Website and app data records:
⁂

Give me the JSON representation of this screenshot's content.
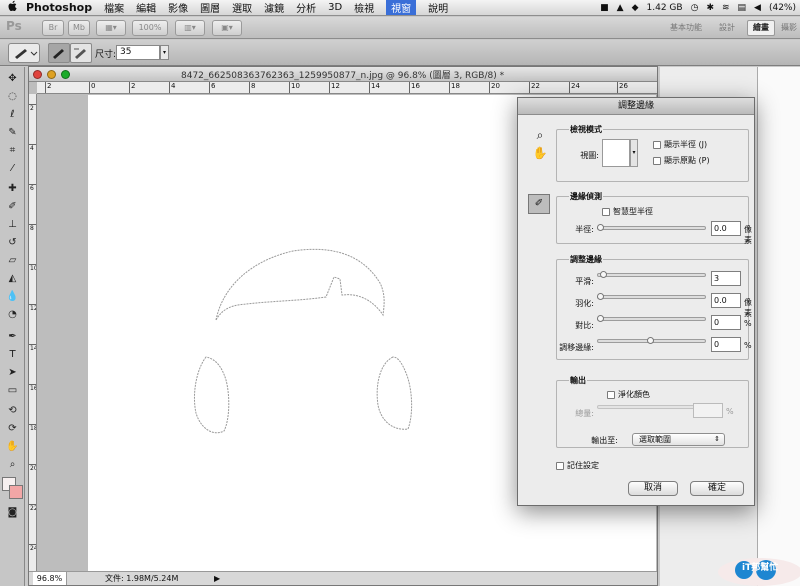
{
  "menubar": {
    "apple": "",
    "app_name": "Photoshop",
    "items": [
      "檔案",
      "編輯",
      "影像",
      "圖層",
      "選取",
      "濾鏡",
      "分析",
      "3D",
      "檢視",
      "視窗",
      "說明"
    ],
    "status": {
      "disk": "1.42 GB",
      "battery": "(42%)"
    }
  },
  "appbar": {
    "logo": "Ps",
    "br": "Br",
    "mb": "Mb",
    "zoom": "100%",
    "workspaces": [
      "基本功能",
      "設計",
      "繪畫",
      "攝影"
    ],
    "active_workspace": "繪畫"
  },
  "optionsbar": {
    "size_label": "尺寸:",
    "size_value": "35"
  },
  "document": {
    "title": "8472_662508363762363_1259950877_n.jpg @ 96.8% (圖層 3, RGB/8) *",
    "ruler_h": [
      "2",
      "0",
      "2",
      "4",
      "6",
      "8",
      "10",
      "12",
      "14",
      "16",
      "18",
      "20",
      "22",
      "24",
      "26"
    ],
    "ruler_v": [
      "2",
      "4",
      "6",
      "8",
      "10",
      "12",
      "14",
      "16",
      "18",
      "20",
      "22",
      "24"
    ],
    "zoom": "96.8%",
    "file_info": "文件: 1.98M/5.24M"
  },
  "dialog": {
    "title": "調整邊緣",
    "view_mode": {
      "title": "檢視模式",
      "view_label": "視圖:",
      "show_radius": "顯示半徑 (J)",
      "show_original": "顯示原點 (P)"
    },
    "edge_detection": {
      "title": "邊緣偵測",
      "smart_radius": "智慧型半徑",
      "radius_label": "半徑:",
      "radius_value": "0.0",
      "radius_unit": "像素",
      "radius_level": 0
    },
    "adjust_edge": {
      "title": "調整邊緣",
      "smooth_label": "平滑:",
      "smooth_value": "3",
      "smooth_level": 0.03,
      "feather_label": "羽化:",
      "feather_value": "0.0",
      "feather_unit": "像素",
      "feather_level": 0,
      "contrast_label": "對比:",
      "contrast_value": "0",
      "contrast_unit": "%",
      "contrast_level": 0,
      "shift_label": "調移邊緣:",
      "shift_value": "0",
      "shift_unit": "%",
      "shift_level": 0.5
    },
    "output": {
      "title": "輸出",
      "decontaminate": "淨化顏色",
      "amount_label": "總量:",
      "amount_unit": "%",
      "output_to_label": "輸出至:",
      "output_to_value": "選取範圍"
    },
    "remember": "記住設定",
    "cancel": "取消",
    "ok": "確定"
  },
  "watermark": {
    "text": "iT邦幫忙"
  },
  "colors": {
    "foreground": "#f7f0f0",
    "background": "#f2a6a6",
    "accent": "#3a6fd8"
  }
}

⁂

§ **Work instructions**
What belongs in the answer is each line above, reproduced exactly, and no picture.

§ **Task solution**
Give me the JSON representation of this screenshot's content.
{
  "menubar": {
    "apple": "",
    "app_name": "Photoshop",
    "items": [
      "檔案",
      "編輯",
      "影像",
      "圖層",
      "選取",
      "濾鏡",
      "分析",
      "3D",
      "檢視",
      "視窗",
      "說明"
    ],
    "status": {
      "disk": "1.42 GB",
      "battery": "(42%)"
    }
  },
  "appbar": {
    "logo": "Ps",
    "br": "Br",
    "mb": "Mb",
    "zoom": "100%",
    "workspaces": [
      "基本功能",
      "設計",
      "繪畫",
      "攝影"
    ],
    "active_workspace": "繪畫"
  },
  "optionsbar": {
    "size_label": "尺寸:",
    "size_value": "35"
  },
  "document": {
    "title": "8472_662508363762363_1259950877_n.jpg @ 96.8% (圖層 3, RGB/8) *",
    "ruler_h": [
      "2",
      "0",
      "2",
      "4",
      "6",
      "8",
      "10",
      "12",
      "14",
      "16",
      "18",
      "20",
      "22",
      "24",
      "26"
    ],
    "ruler_v": [
      "2",
      "4",
      "6",
      "8",
      "10",
      "12",
      "14",
      "16",
      "18",
      "20",
      "22",
      "24"
    ],
    "zoom": "96.8%",
    "file_info": "文件: 1.98M/5.24M"
  },
  "dialog": {
    "title": "調整邊緣",
    "view_mode": {
      "title": "檢視模式",
      "view_label": "視圖:",
      "show_radius": "顯示半徑 (J)",
      "show_original": "顯示原點 (P)"
    },
    "edge_detection": {
      "title": "邊緣偵測",
      "smart_radius": "智慧型半徑",
      "radius_label": "半徑:",
      "radius_value": "0.0",
      "radius_unit": "像素",
      "radius_level": 0
    },
    "adjust_edge": {
      "title": "調整邊緣",
      "smooth_label": "平滑:",
      "smooth_value": "3",
      "smooth_level": 0.03,
      "feather_label": "羽化:",
      "feather_value": "0.0",
      "feather_unit": "像素",
      "feather_level": 0,
      "contrast_label": "對比:",
      "contrast_value": "0",
      "contrast_unit": "%",
      "contrast_level": 0,
      "shift_label": "調移邊緣:",
      "shift_value": "0",
      "shift_unit": "%",
      "shift_level": 0.5
    },
    "output": {
      "title": "輸出",
      "decontaminate": "淨化顏色",
      "amount_label": "總量:",
      "amount_unit": "%",
      "output_to_label": "輸出至:",
      "output_to_value": "選取範圍"
    },
    "remember": "記住設定",
    "cancel": "取消",
    "ok": "確定"
  },
  "watermark": {
    "text": "iT邦幫忙"
  },
  "colors": {
    "foreground": "#f7f0f0",
    "background": "#f2a6a6",
    "accent": "#3a6fd8"
  }
}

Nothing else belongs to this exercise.